• _ASSIGNMENT_: Copy out each line of the material that includes the word "name".

• _GIVEN DATA_:

★ ★ ★ ★

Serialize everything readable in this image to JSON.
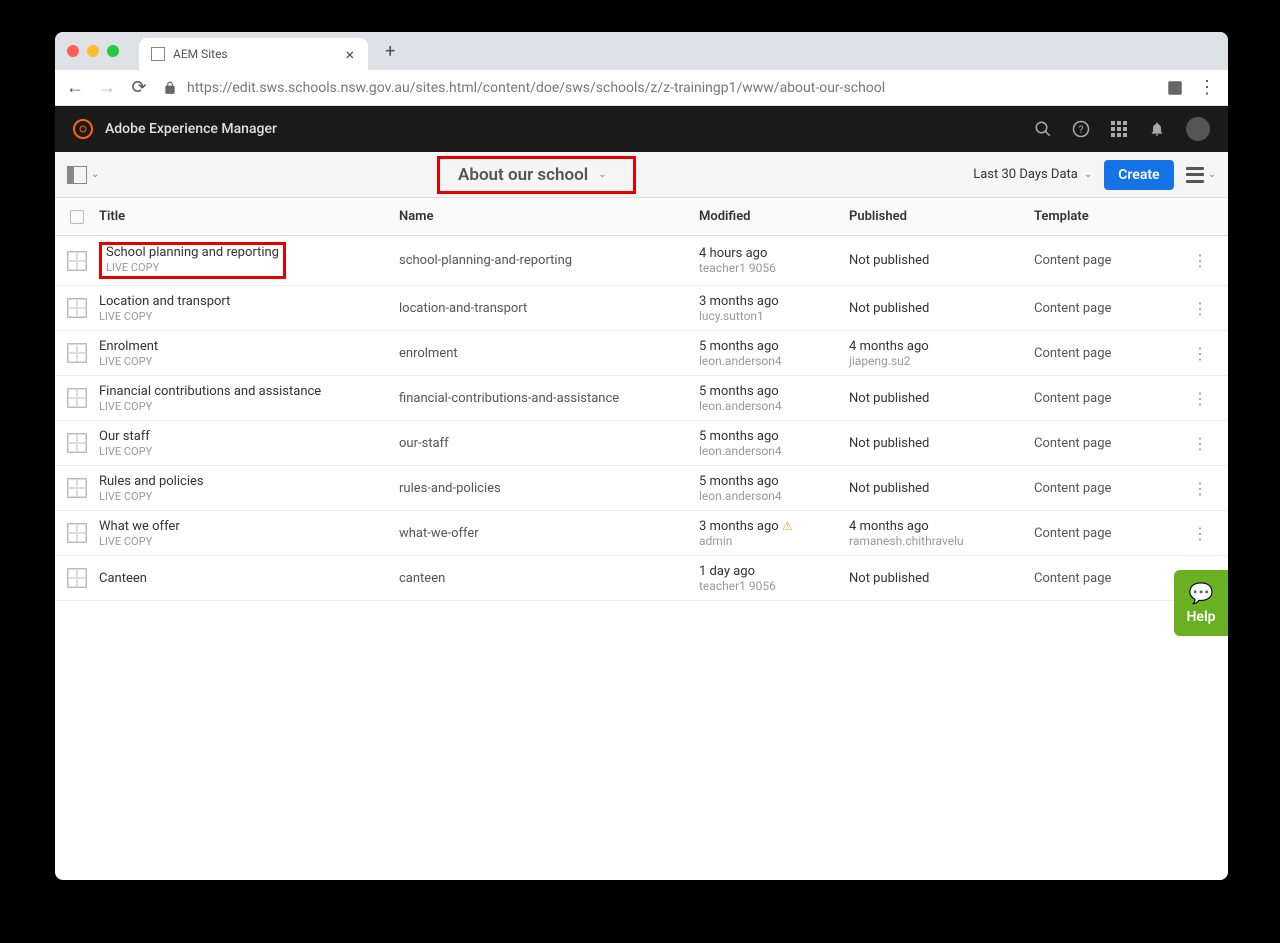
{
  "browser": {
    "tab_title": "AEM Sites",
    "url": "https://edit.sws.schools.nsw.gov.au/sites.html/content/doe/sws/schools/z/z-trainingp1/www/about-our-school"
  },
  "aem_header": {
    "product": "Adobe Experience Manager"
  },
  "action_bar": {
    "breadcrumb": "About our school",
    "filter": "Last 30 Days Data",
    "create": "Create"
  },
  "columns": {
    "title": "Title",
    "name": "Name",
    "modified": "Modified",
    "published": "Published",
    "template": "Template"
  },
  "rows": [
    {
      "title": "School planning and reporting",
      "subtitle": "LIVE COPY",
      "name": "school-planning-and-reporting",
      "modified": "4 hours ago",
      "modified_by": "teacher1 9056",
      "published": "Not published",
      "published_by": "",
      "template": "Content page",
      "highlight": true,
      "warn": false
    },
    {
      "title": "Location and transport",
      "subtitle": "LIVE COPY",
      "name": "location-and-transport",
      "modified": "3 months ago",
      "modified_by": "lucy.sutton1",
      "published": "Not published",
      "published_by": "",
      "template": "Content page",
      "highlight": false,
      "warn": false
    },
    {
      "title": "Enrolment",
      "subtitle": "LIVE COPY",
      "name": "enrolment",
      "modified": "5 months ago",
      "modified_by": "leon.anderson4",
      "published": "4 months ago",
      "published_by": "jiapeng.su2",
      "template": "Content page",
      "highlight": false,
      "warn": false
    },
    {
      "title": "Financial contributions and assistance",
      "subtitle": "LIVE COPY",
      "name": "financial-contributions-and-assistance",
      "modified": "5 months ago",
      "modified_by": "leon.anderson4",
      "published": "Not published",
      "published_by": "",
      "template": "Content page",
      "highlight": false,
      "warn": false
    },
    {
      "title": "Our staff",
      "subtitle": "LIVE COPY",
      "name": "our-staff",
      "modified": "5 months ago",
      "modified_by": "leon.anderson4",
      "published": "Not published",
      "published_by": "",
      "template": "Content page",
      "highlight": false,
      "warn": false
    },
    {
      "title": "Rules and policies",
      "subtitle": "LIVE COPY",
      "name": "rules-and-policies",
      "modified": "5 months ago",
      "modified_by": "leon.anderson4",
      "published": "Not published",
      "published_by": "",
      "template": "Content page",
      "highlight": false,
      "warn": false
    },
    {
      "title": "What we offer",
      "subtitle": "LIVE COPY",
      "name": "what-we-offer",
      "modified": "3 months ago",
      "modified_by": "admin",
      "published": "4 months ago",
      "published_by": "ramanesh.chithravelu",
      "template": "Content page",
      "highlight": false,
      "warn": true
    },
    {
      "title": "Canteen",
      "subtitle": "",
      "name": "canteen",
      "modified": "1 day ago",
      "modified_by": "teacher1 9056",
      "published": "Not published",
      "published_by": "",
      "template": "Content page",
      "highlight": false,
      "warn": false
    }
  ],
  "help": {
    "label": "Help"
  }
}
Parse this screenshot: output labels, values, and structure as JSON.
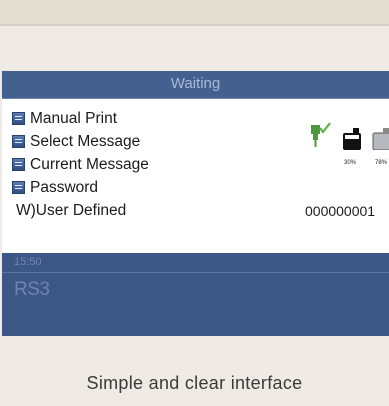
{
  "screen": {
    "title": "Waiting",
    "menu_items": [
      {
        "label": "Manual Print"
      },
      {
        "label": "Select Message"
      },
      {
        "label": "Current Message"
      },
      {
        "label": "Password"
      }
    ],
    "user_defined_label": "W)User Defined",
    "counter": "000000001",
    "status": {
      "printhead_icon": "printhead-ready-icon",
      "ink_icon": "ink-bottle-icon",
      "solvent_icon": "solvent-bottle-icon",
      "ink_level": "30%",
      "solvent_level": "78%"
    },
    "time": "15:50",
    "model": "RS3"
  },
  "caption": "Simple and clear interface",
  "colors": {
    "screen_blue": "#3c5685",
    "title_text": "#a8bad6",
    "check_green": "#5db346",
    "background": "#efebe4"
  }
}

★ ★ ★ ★

• _ANSWER FOR THIS EXERCISE_:
    "name": "Name",
      "name": "school-planning-and-reporting",
      "name": "location-and-transport",
      "name": "enrolment",
      "name": "financial-contributions-and-assistance",
      "name": "our-staff",
      "name": "rules-and-policies",
      "name": "what-we-offer",
      "name": "canteen",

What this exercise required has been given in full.